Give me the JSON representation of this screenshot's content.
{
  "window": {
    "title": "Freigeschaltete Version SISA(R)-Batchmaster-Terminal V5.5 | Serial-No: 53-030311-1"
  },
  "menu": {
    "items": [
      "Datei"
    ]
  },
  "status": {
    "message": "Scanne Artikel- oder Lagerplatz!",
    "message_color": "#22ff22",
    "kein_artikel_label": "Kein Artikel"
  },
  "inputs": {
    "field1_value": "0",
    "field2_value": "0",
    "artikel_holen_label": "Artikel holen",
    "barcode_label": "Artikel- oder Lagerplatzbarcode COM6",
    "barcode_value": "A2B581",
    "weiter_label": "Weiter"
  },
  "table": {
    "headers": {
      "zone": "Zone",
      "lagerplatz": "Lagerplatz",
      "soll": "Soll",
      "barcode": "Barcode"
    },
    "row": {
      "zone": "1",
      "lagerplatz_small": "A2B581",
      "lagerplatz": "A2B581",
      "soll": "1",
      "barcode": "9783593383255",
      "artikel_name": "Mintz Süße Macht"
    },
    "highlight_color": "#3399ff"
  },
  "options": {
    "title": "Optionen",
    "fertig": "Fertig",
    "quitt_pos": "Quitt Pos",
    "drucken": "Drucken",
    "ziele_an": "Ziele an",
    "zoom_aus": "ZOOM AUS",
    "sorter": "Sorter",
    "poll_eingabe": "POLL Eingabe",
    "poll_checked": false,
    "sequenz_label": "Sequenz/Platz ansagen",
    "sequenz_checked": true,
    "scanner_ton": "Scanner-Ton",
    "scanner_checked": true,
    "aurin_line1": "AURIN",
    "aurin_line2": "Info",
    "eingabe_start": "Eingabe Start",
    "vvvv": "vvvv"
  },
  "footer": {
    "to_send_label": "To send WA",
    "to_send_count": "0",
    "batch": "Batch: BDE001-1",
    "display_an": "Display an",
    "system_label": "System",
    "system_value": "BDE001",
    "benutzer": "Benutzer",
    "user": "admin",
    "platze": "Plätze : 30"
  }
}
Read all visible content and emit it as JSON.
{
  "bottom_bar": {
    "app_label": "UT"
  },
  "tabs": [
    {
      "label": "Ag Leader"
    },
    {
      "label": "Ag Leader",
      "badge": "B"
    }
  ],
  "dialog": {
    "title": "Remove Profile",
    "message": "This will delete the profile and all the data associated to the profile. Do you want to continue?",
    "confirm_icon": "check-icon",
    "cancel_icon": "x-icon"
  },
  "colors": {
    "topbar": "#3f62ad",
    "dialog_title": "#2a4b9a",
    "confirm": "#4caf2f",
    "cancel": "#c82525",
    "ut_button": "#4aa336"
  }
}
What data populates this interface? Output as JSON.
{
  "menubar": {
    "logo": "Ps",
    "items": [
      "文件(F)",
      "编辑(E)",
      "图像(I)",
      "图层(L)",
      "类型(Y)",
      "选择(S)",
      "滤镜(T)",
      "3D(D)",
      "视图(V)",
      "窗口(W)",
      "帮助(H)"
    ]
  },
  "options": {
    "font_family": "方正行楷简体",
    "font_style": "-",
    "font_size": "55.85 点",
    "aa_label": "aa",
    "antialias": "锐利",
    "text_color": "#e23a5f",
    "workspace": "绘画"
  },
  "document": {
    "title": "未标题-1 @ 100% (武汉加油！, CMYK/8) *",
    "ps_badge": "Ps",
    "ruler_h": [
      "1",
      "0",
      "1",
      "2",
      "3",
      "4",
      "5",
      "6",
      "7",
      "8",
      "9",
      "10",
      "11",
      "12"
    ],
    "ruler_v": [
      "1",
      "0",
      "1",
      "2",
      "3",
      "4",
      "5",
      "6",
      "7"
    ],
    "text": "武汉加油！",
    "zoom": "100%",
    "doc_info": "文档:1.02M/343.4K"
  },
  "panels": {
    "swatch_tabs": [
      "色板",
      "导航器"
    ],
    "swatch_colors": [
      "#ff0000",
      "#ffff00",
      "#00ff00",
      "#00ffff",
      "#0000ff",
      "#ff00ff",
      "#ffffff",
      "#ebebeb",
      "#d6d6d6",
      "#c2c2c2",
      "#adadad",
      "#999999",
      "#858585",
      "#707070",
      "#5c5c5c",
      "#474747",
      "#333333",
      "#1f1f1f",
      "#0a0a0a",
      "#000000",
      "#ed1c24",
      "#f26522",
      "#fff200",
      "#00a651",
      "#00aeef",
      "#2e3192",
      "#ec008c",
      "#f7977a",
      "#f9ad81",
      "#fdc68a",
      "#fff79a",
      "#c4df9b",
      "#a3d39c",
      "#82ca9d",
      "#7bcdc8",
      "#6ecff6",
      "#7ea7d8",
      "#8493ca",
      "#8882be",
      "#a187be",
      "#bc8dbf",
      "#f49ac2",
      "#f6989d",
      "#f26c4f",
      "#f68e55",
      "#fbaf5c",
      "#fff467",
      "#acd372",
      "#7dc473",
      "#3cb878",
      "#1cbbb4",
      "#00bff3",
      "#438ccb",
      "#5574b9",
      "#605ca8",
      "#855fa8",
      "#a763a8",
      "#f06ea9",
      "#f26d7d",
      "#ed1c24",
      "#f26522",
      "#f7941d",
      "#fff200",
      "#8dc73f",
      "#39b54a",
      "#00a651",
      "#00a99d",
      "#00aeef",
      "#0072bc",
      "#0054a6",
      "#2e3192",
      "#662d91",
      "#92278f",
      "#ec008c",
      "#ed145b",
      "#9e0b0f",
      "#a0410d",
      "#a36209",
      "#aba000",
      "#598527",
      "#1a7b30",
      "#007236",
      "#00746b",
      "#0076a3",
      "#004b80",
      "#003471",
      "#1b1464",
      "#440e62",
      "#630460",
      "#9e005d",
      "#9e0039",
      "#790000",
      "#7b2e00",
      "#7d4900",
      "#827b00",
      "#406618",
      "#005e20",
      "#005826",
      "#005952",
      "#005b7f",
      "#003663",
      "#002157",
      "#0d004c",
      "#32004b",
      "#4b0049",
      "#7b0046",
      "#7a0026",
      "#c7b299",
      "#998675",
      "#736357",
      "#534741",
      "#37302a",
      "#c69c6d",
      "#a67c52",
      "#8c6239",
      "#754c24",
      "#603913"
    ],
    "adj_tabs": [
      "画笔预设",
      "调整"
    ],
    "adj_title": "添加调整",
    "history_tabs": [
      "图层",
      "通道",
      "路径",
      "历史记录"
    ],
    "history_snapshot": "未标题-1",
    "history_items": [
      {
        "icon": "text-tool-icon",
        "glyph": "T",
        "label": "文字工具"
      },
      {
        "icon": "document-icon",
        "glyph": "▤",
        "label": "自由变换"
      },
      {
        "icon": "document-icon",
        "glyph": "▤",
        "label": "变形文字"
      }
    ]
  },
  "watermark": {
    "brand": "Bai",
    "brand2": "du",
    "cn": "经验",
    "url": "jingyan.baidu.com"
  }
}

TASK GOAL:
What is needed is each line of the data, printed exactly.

OUTPUT:
Give me the JSON representation of this screenshot's content.
{
  "window": {
    "title": "Freigeschaltete Version SISA(R)-Batchmaster-Terminal V5.5 | Serial-No: 53-030311-1"
  },
  "menu": {
    "items": [
      "Datei"
    ]
  },
  "status": {
    "message": "Scanne Artikel- oder Lagerplatz!",
    "message_color": "#22ff22",
    "kein_artikel_label": "Kein Artikel"
  },
  "inputs": {
    "field1_value": "0",
    "field2_value": "0",
    "artikel_holen_label": "Artikel holen",
    "barcode_label": "Artikel- oder Lagerplatzbarcode COM6",
    "barcode_value": "A2B581",
    "weiter_label": "Weiter"
  },
  "table": {
    "headers": {
      "zone": "Zone",
      "lagerplatz": "Lagerplatz",
      "soll": "Soll",
      "barcode": "Barcode"
    },
    "row": {
      "zone": "1",
      "lagerplatz_small": "A2B581",
      "lagerplatz": "A2B581",
      "soll": "1",
      "barcode": "9783593383255",
      "artikel_name": "Mintz Süße Macht"
    },
    "highlight_color": "#3399ff"
  },
  "options": {
    "title": "Optionen",
    "fertig": "Fertig",
    "quitt_pos": "Quitt Pos",
    "drucken": "Drucken",
    "ziele_an": "Ziele an",
    "zoom_aus": "ZOOM AUS",
    "sorter": "Sorter",
    "poll_eingabe": "POLL Eingabe",
    "poll_checked": false,
    "sequenz_label": "Sequenz/Platz ansagen",
    "sequenz_checked": true,
    "scanner_ton": "Scanner-Ton",
    "scanner_checked": true,
    "aurin_line1": "AURIN",
    "aurin_line2": "Info",
    "eingabe_start": "Eingabe Start",
    "vvvv": "vvvv"
  },
  "footer": {
    "to_send_label": "To send WA",
    "to_send_count": "0",
    "batch": "Batch: BDE001-1",
    "display_an": "Display an",
    "system_label": "System",
    "system_value": "BDE001",
    "benutzer": "Benutzer",
    "user": "admin",
    "platze": "Plätze : 30"
  }
}
Read all visible content and emit it as JSON.
{
  "bottom_bar": {
    "app_label": "UT"
  },
  "tabs": [
    {
      "label": "Ag Leader"
    },
    {
      "label": "Ag Leader",
      "badge": "B"
    }
  ],
  "dialog": {
    "title": "Remove Profile",
    "message": "This will delete the profile and all the data associated to the profile. Do you want to continue?",
    "confirm_icon": "check-icon",
    "cancel_icon": "x-icon"
  },
  "colors": {
    "topbar": "#3f62ad",
    "dialog_title": "#2a4b9a",
    "confirm": "#4caf2f",
    "cancel": "#c82525",
    "ut_button": "#4aa336"
  }
}
What data populates this interface? Output as JSON.
{
  "menubar": {
    "logo": "Ps",
    "items": [
      "文件(F)",
      "编辑(E)",
      "图像(I)",
      "图层(L)",
      "类型(Y)",
      "选择(S)",
      "滤镜(T)",
      "3D(D)",
      "视图(V)",
      "窗口(W)",
      "帮助(H)"
    ]
  },
  "options": {
    "font_family": "方正行楷简体",
    "font_style": "-",
    "font_size": "55.85 点",
    "aa_label": "aa",
    "antialias": "锐利",
    "text_color": "#e23a5f",
    "workspace": "绘画"
  },
  "document": {
    "title": "未标题-1 @ 100% (武汉加油！, CMYK/8) *",
    "ps_badge": "Ps",
    "ruler_h": [
      "1",
      "0",
      "1",
      "2",
      "3",
      "4",
      "5",
      "6",
      "7",
      "8",
      "9",
      "10",
      "11",
      "12"
    ],
    "ruler_v": [
      "1",
      "0",
      "1",
      "2",
      "3",
      "4",
      "5",
      "6",
      "7"
    ],
    "text": "武汉加油！",
    "zoom": "100%",
    "doc_info": "文档:1.02M/343.4K"
  },
  "panels": {
    "swatch_tabs": [
      "色板",
      "导航器"
    ],
    "swatch_colors": [
      "#ff0000",
      "#ffff00",
      "#00ff00",
      "#00ffff",
      "#0000ff",
      "#ff00ff",
      "#ffffff",
      "#ebebeb",
      "#d6d6d6",
      "#c2c2c2",
      "#adadad",
      "#999999",
      "#858585",
      "#707070",
      "#5c5c5c",
      "#474747",
      "#333333",
      "#1f1f1f",
      "#0a0a0a",
      "#000000",
      "#ed1c24",
      "#f26522",
      "#fff200",
      "#00a651",
      "#00aeef",
      "#2e3192",
      "#ec008c",
      "#f7977a",
      "#f9ad81",
      "#fdc68a",
      "#fff79a",
      "#c4df9b",
      "#a3d39c",
      "#82ca9d",
      "#7bcdc8",
      "#6ecff6",
      "#7ea7d8",
      "#8493ca",
      "#8882be",
      "#a187be",
      "#bc8dbf",
      "#f49ac2",
      "#f6989d",
      "#f26c4f",
      "#f68e55",
      "#fbaf5c",
      "#fff467",
      "#acd372",
      "#7dc473",
      "#3cb878",
      "#1cbbb4",
      "#00bff3",
      "#438ccb",
      "#5574b9",
      "#605ca8",
      "#855fa8",
      "#a763a8",
      "#f06ea9",
      "#f26d7d",
      "#ed1c24",
      "#f26522",
      "#f7941d",
      "#fff200",
      "#8dc73f",
      "#39b54a",
      "#00a651",
      "#00a99d",
      "#00aeef",
      "#0072bc",
      "#0054a6",
      "#2e3192",
      "#662d91",
      "#92278f",
      "#ec008c",
      "#ed145b",
      "#9e0b0f",
      "#a0410d",
      "#a36209",
      "#aba000",
      "#598527",
      "#1a7b30",
      "#007236",
      "#00746b",
      "#0076a3",
      "#004b80",
      "#003471",
      "#1b1464",
      "#440e62",
      "#630460",
      "#9e005d",
      "#9e0039",
      "#790000",
      "#7b2e00",
      "#7d4900",
      "#827b00",
      "#406618",
      "#005e20",
      "#005826",
      "#005952",
      "#005b7f",
      "#003663",
      "#002157",
      "#0d004c",
      "#32004b",
      "#4b0049",
      "#7b0046",
      "#7a0026",
      "#c7b299",
      "#998675",
      "#736357",
      "#534741",
      "#37302a",
      "#c69c6d",
      "#a67c52",
      "#8c6239",
      "#754c24",
      "#603913"
    ],
    "adj_tabs": [
      "画笔预设",
      "调整"
    ],
    "adj_title": "添加调整",
    "history_tabs": [
      "图层",
      "通道",
      "路径",
      "历史记录"
    ],
    "history_snapshot": "未标题-1",
    "history_items": [
      {
        "icon": "text-tool-icon",
        "glyph": "T",
        "label": "文字工具"
      },
      {
        "icon": "document-icon",
        "glyph": "▤",
        "label": "自由变换"
      },
      {
        "icon": "document-icon",
        "glyph": "▤",
        "label": "变形文字"
      }
    ]
  },
  "watermark": {
    "brand": "Bai",
    "brand2": "du",
    "cn": "经验",
    "url": "jingyan.baidu.com"
  }
}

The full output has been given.